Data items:
------------------------------------
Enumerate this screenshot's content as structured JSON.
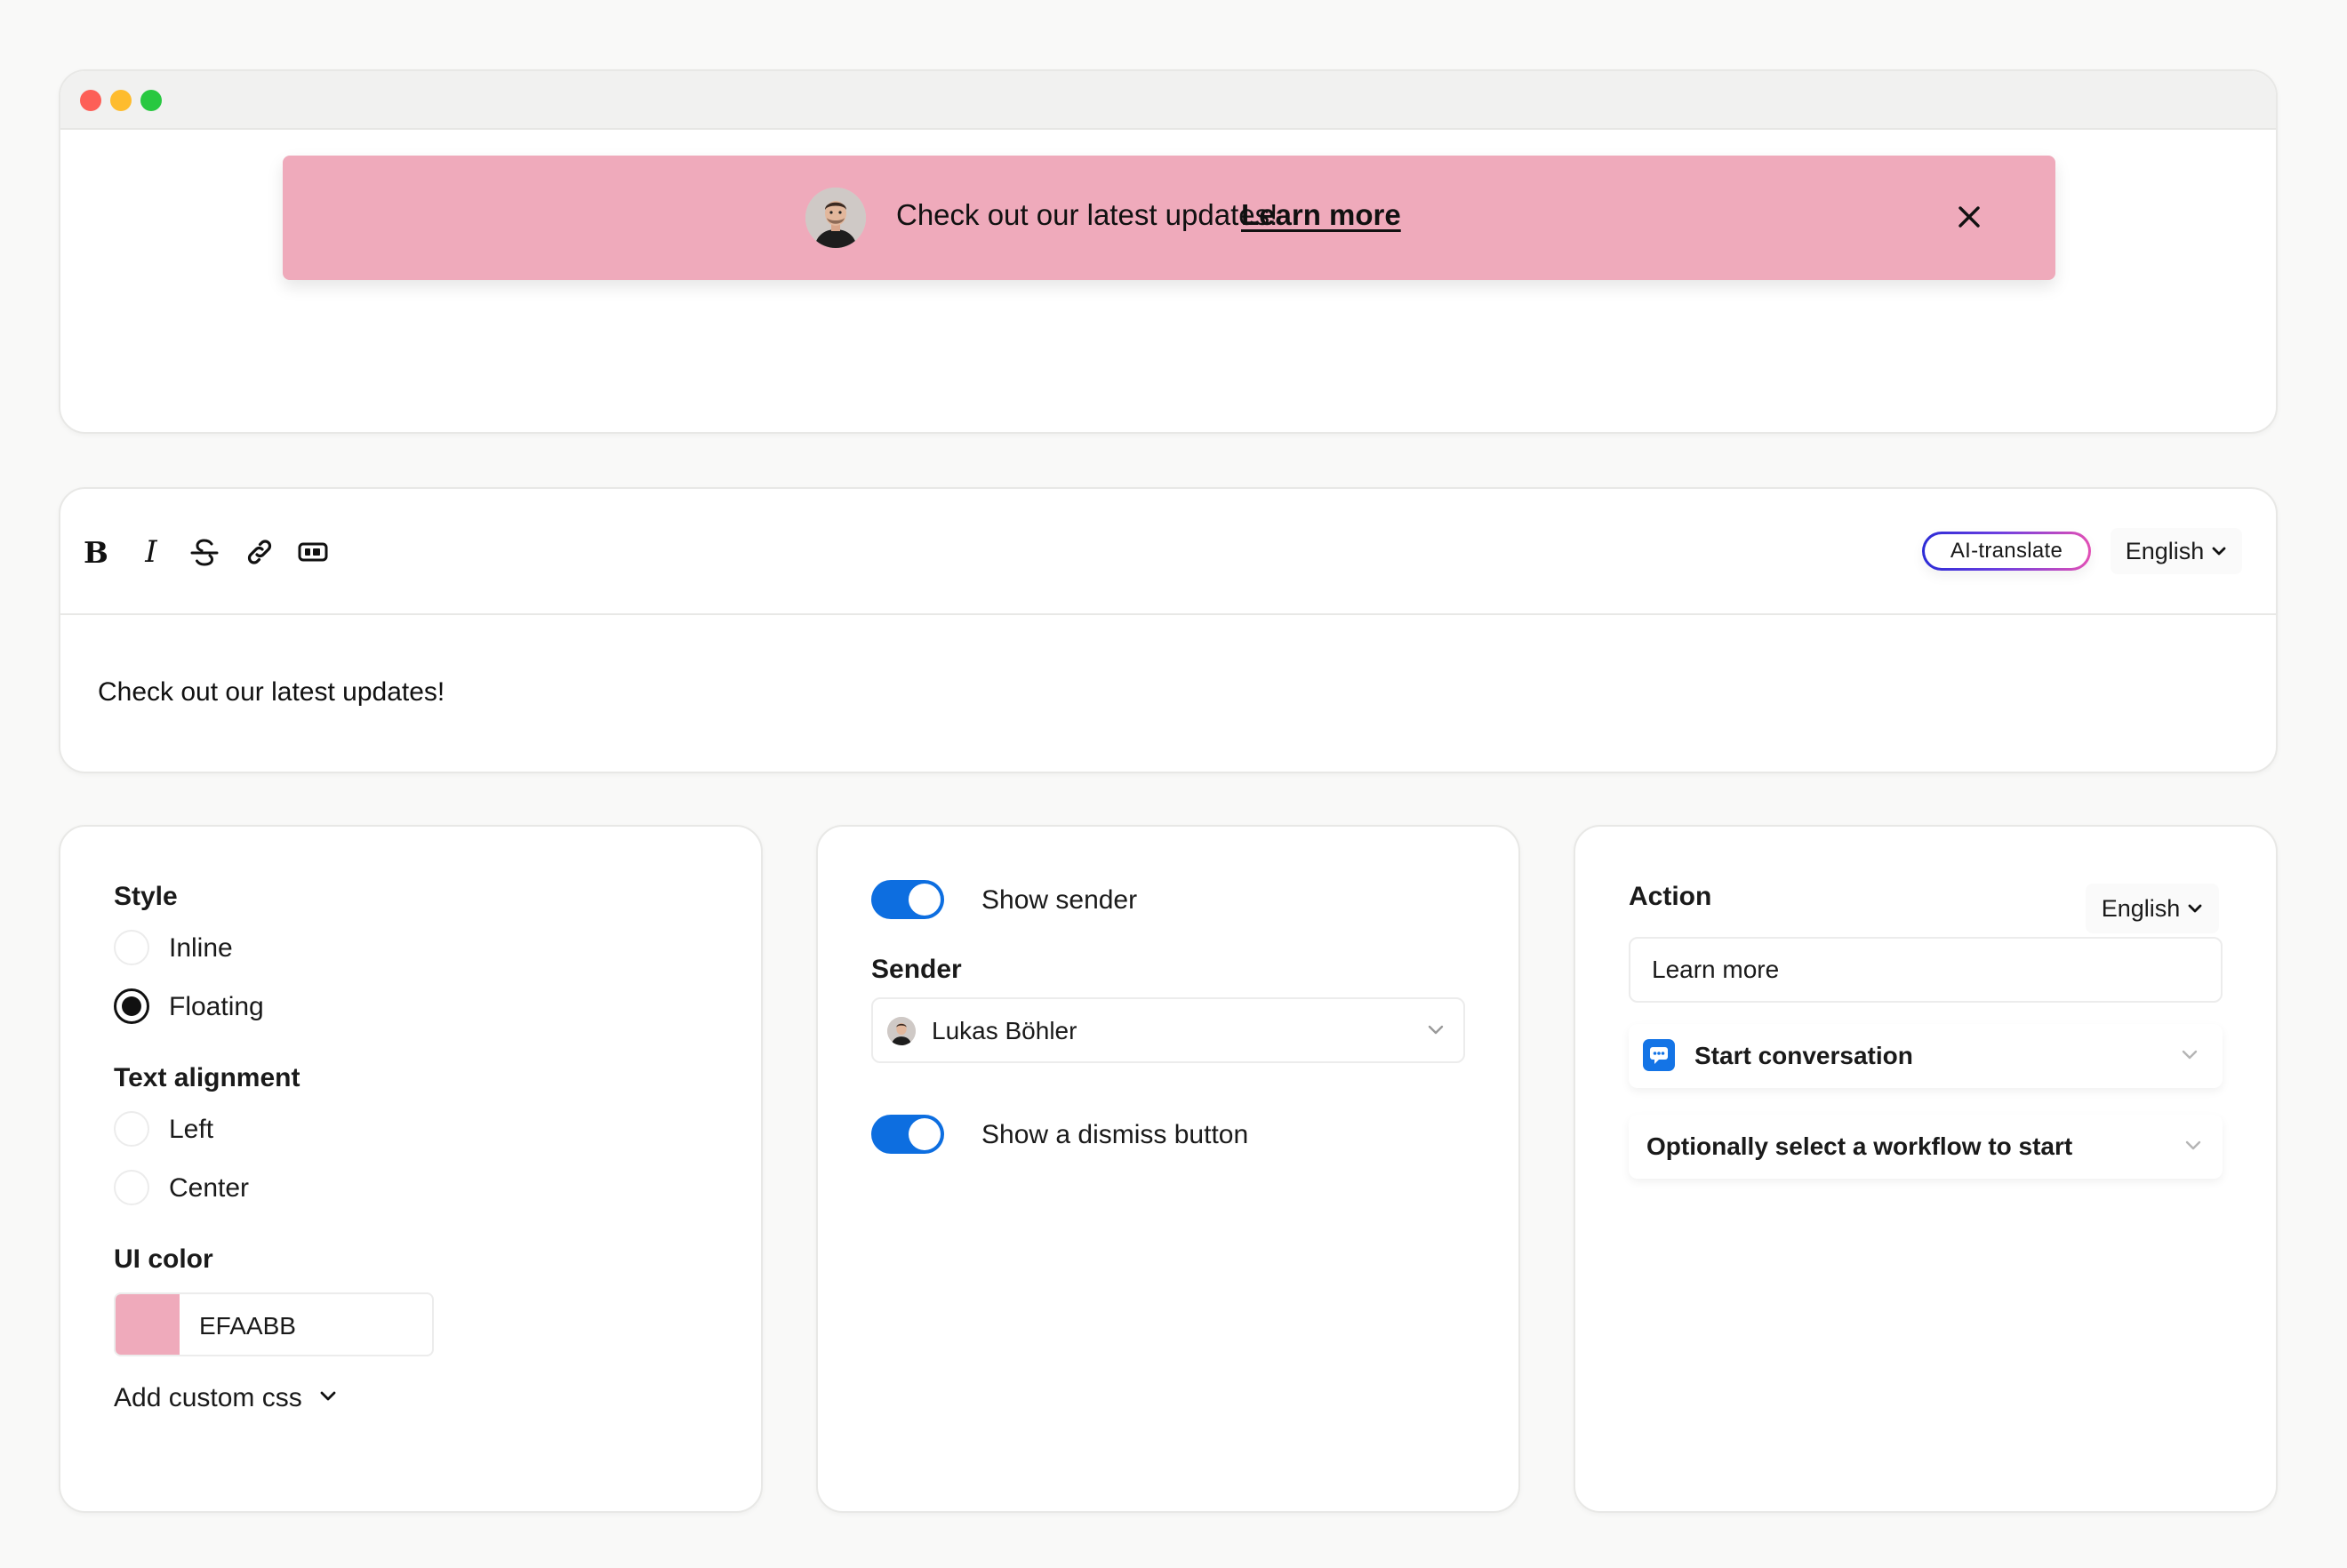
{
  "preview": {
    "banner_text": "Check out our latest updates!",
    "banner_link": "Learn more",
    "banner_color": "#EFAABB",
    "close_icon": "close-icon"
  },
  "editor": {
    "tools": [
      "bold-icon",
      "italic-icon",
      "strikethrough-icon",
      "link-icon",
      "embed-icon"
    ],
    "bold_glyph": "B",
    "italic_glyph": "I",
    "ai_translate_label": "AI-translate",
    "language": "English",
    "body_text": "Check out our latest updates!"
  },
  "style_panel": {
    "style_label": "Style",
    "style_options": [
      "Inline",
      "Floating"
    ],
    "style_selected": "Floating",
    "alignment_label": "Text alignment",
    "alignment_options": [
      "Left",
      "Center"
    ],
    "color_label": "UI color",
    "color_value": "EFAABB",
    "color_hex": "#EFAABB",
    "custom_css_label": "Add custom css"
  },
  "sender_panel": {
    "show_sender_label": "Show sender",
    "show_sender_on": true,
    "sender_label": "Sender",
    "sender_name": "Lukas Böhler",
    "dismiss_label": "Show a dismiss button",
    "dismiss_on": true,
    "toggle_color": "#0D6EE0"
  },
  "action_panel": {
    "action_label": "Action",
    "language": "English",
    "button_text_value": "Learn more",
    "action_type": "Start conversation",
    "workflow_placeholder": "Optionally select a workflow to start"
  }
}
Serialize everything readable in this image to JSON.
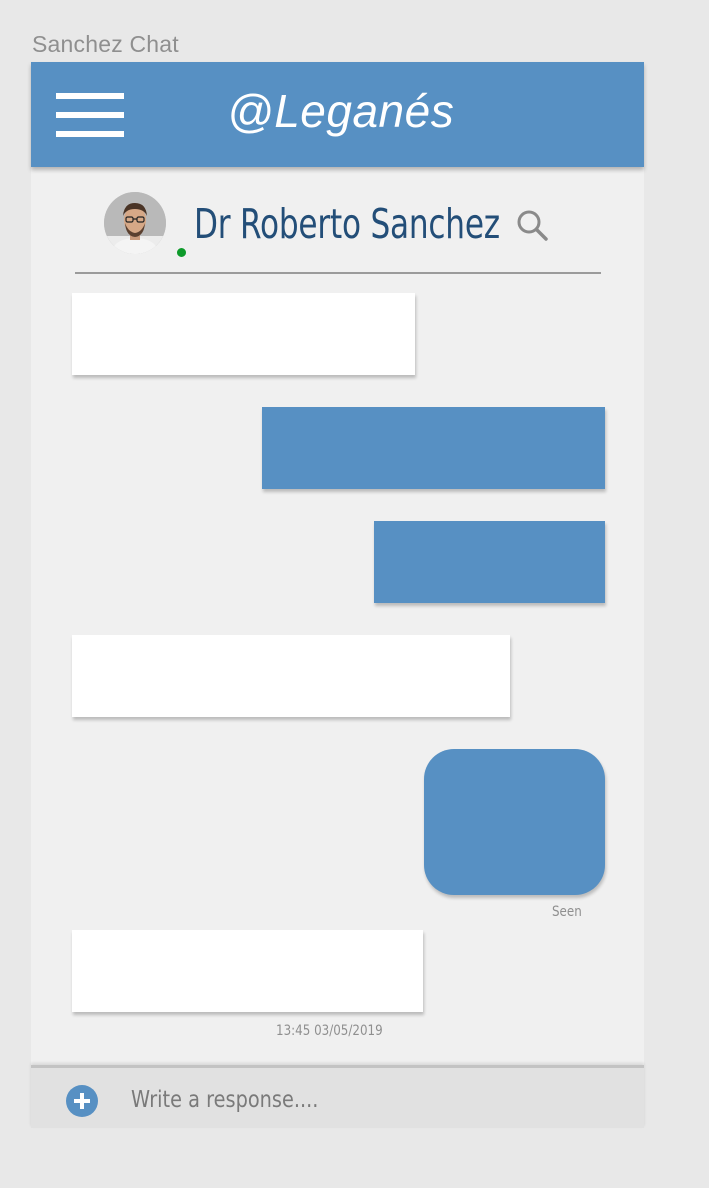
{
  "frame": {
    "label": "Sanchez Chat"
  },
  "header": {
    "title": "@Leganés",
    "menu_icon": "hamburger-menu-icon"
  },
  "contact": {
    "name": "Dr Roberto Sanchez",
    "status": "online",
    "status_color": "#0d9a2a",
    "search_icon": "search-icon"
  },
  "messages": [
    {
      "direction": "incoming",
      "text": ""
    },
    {
      "direction": "outgoing",
      "text": ""
    },
    {
      "direction": "outgoing",
      "text": ""
    },
    {
      "direction": "incoming",
      "text": ""
    },
    {
      "direction": "outgoing",
      "text": "",
      "receipt": "Seen"
    },
    {
      "direction": "incoming",
      "text": "",
      "timestamp": "13:45 03/05/2019"
    }
  ],
  "composer": {
    "placeholder": "Write a response....",
    "value": "",
    "add_icon": "plus-icon"
  },
  "colors": {
    "accent": "#5790c3",
    "contact_name": "#234e78",
    "background": "#f0f0f0",
    "incoming_bubble": "#ffffff",
    "outgoing_bubble": "#5790c3"
  }
}
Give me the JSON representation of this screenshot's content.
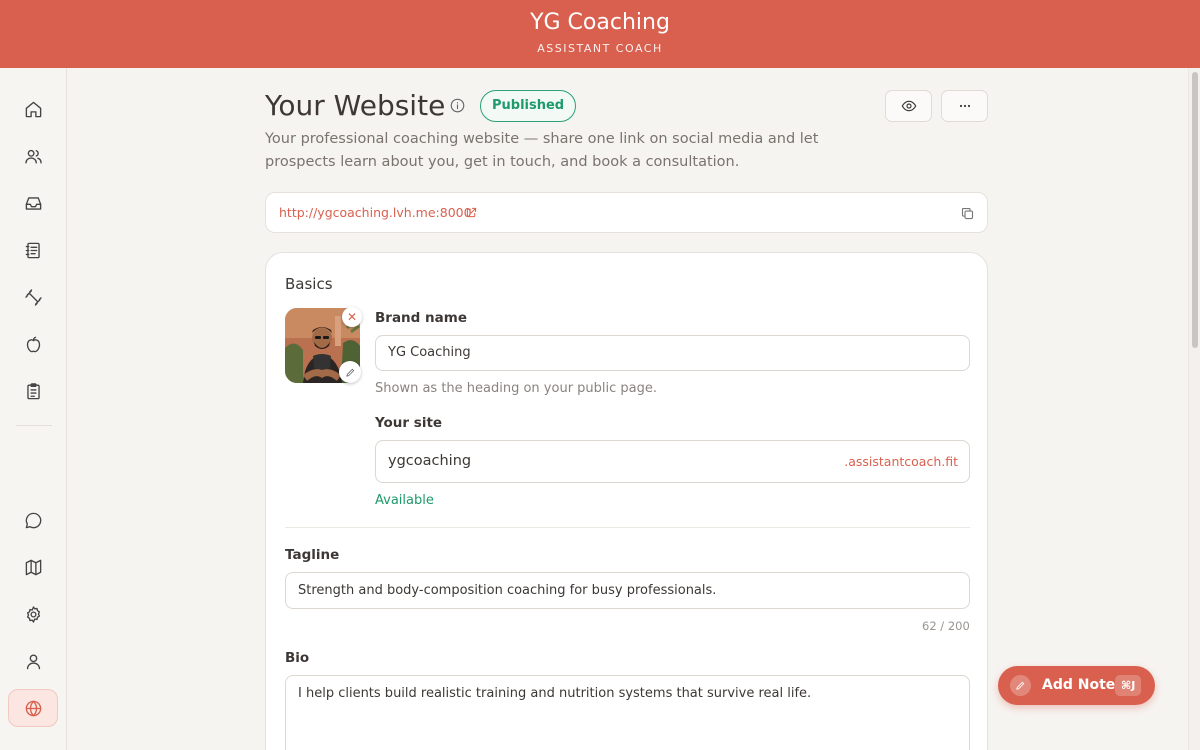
{
  "topbar": {
    "brand": "YG Coaching",
    "subtitle": "ASSISTANT COACH",
    "color": "#d9604e"
  },
  "sidebar": {
    "items": [
      {
        "icon": "home-icon"
      },
      {
        "icon": "users-icon"
      },
      {
        "icon": "inbox-icon"
      },
      {
        "icon": "notebook-icon"
      },
      {
        "icon": "dumbbell-icon"
      },
      {
        "icon": "apple-icon"
      },
      {
        "icon": "clipboard-icon"
      },
      {
        "icon": "chat-icon"
      },
      {
        "icon": "map-icon"
      },
      {
        "icon": "gear-icon"
      },
      {
        "icon": "user-icon"
      },
      {
        "icon": "globe-icon",
        "active": true
      }
    ]
  },
  "header": {
    "title": "Your Website",
    "status": "Published",
    "status_color": "#1f9a6b",
    "description": "Your professional coaching website — share one link on social media and let prospects learn about you, get in touch, and book a consultation."
  },
  "url": {
    "value": "http://ygcoaching.lvh.me:8000"
  },
  "basics": {
    "section_title": "Basics",
    "brand_name": {
      "label": "Brand name",
      "value": "YG Coaching",
      "hint": "Shown as the heading on your public page."
    },
    "site": {
      "label": "Your site",
      "value": "ygcoaching",
      "suffix": ".assistantcoach.fit",
      "status": "Available"
    },
    "tagline": {
      "label": "Tagline",
      "value": "Strength and body-composition coaching for busy professionals.",
      "counter": "62 / 200"
    },
    "bio": {
      "label": "Bio",
      "value": "I help clients build realistic training and nutrition systems that survive real life."
    }
  },
  "fab": {
    "label": "Add Note",
    "shortcut": "⌘J"
  }
}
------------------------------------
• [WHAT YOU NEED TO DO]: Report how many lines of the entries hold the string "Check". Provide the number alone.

• [EXERCISE SOLUTION]: 2